Capcom's long awaited third chapter in a long running series that originally began on the SNES, Breath of Fire III continues the tale of the struggle between the Brood, a race of dragons, and their oppressors, the Guardians.
You'll assume the role of Ryu, the last surviving member of the Brood, as he ventures through childhood and eventually adulthood in search of his roots and unravels the mysteries of his world. Along the way, Ryu will join up with a motley cast of characters including a rebellious princess, a female engineer, a theiving tiger, as well as two others who will both greatly help and slightly hinder his journey to find the Goddess.
For an RPG, Breath of Fire presents nothing incredibly new, story-wise, but the way in which everything in the game is arranged and executed shows an incredible amount of attention to detail and depth.
Visually, Breath of Fire III resembles role playing titles of old with hand drawn characters and seemingly 2D graphics. But on closer look, you'll discover that the jump from the SNES to the PlayStation have provided the game with highly animated characters who emit little battle cries during combat, a polygonal landscape wherein you must use the manual camera to peek around objects and walls to discover hidden objects and characters, and a massive world packed to the hilt with secrets, sub-games and painstaking detail. Activities such as the arcade fishing segments, the somewhat complex master/apprentice system, as well as Ryu's interesting ability to transform into a dragon during combat, gives typically tedious tasks like leveling up, wandering the map and random battles a more tolerable feel and gives the player the option to busy himself/herself with other things in the meanwhile.
Mazes and caves are intricately constructed, while towns are bustling with activity and characters. Dialogue, while not perfect, still provides a good chuckle from time to time, while giving the world of Breath of Fire III a very immersive feel and the characters a good amount of depth and personality.
Filled with quirkiness (i.e. an Aussie-speaking dolphin complete with an option for English translation?), the game certainly will not disappoint role-playing fans with the odd surprise every now and then.
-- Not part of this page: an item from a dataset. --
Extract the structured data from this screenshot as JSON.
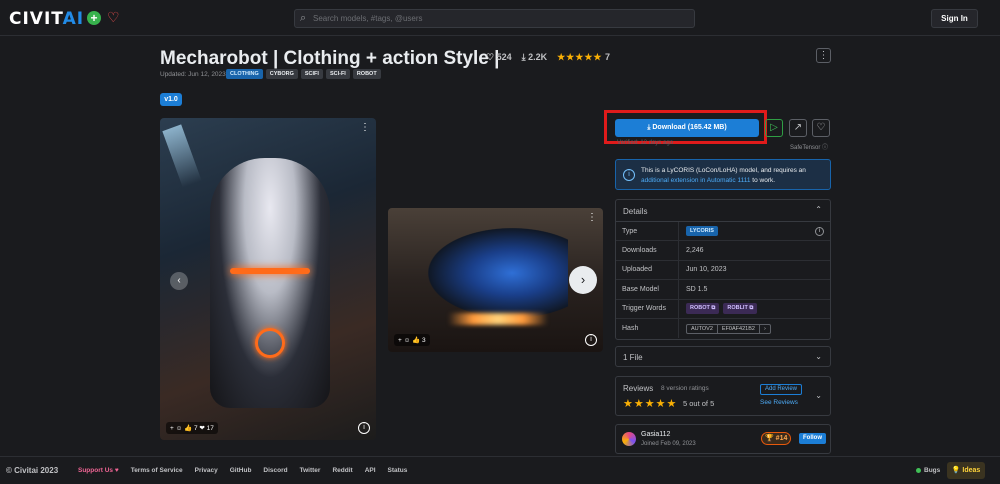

With a cast of memorable characters, Breath of Fire III manages to combine the best of old school, traditional RPGs and adds in just the right amount of 32-bit innovation in order to create a game that's not only challenging and massive, but immersive and endearing.